“Poulnabrone” means “well of the sorrows” – excavations have found at least 22 adults and children buried within the tomb. It sits atop a remote outcropping on a (seemingly) lifeless limestone plain (“The Burren”) located South of Galway (along Ireland’s West Coast). Replicating this isolated and foreboding tomb would require a strong interplay of monochromatic values and brooding shadows.

To best visualize the site, and to generate the most “correct” shadowing possible, Denise and her son sculpted a miniature 3D clay replica of the dolmen and its local landscape. They turned out the lights and began taking photos – shooting the clay model from the same viewing angle as the partially completed quilt – and circled the table (representing differing sun angles and locations) with a flashlight. They then used Photoshop to superimpose the resulting shadowing over a photo of the almost-done quilt. Voila! – a virtual rendering complete with “real” shadowing.

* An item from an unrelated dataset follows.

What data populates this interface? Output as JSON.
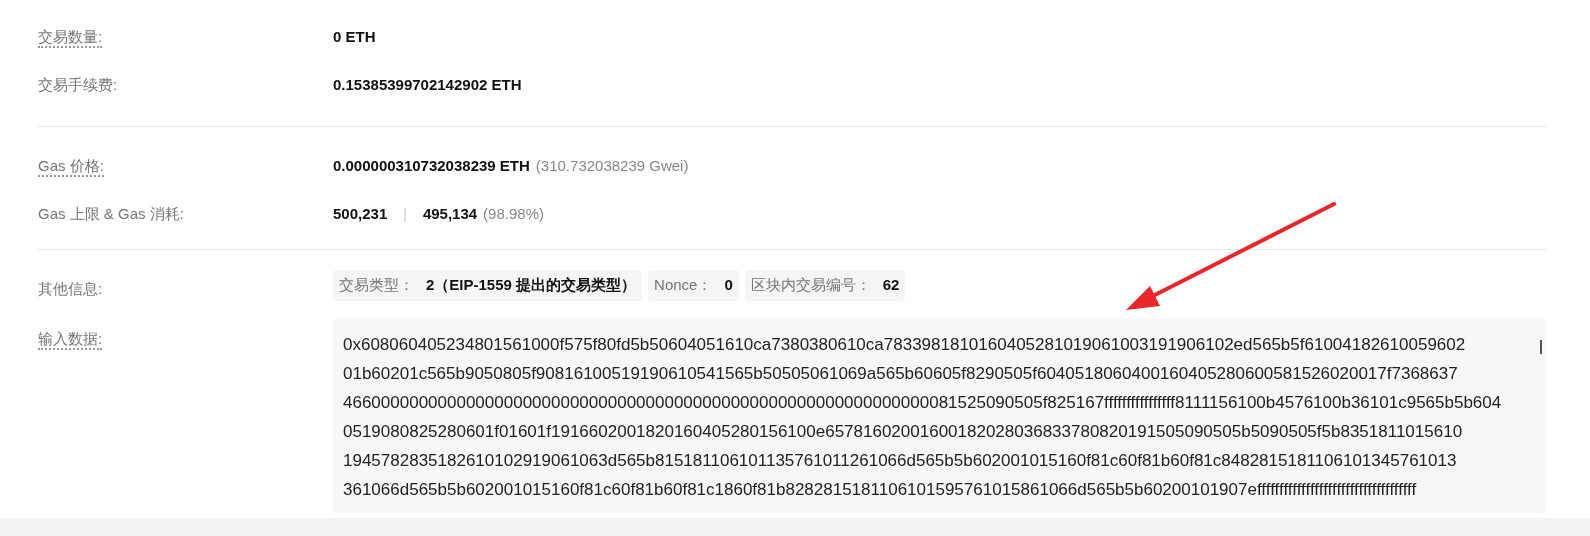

The following photos – taken from Denise's lecture on her evolving quilting techniques – explains this better:

The actual Poulnabrone Dolmen:

The not-yet-completed quilt (i.e., prior to the addition of any extra shadowing):

The clay model:

The flashlight-illuminated clay model:

The illuminated clay model combined (using Photoshop) with the
photograph of the not-yet-completed quilt:

A combination of just the flashlight-made deep shadows (again,
using Photoshop) with the photograph of the not-yet-completed quilt:

The final quilt: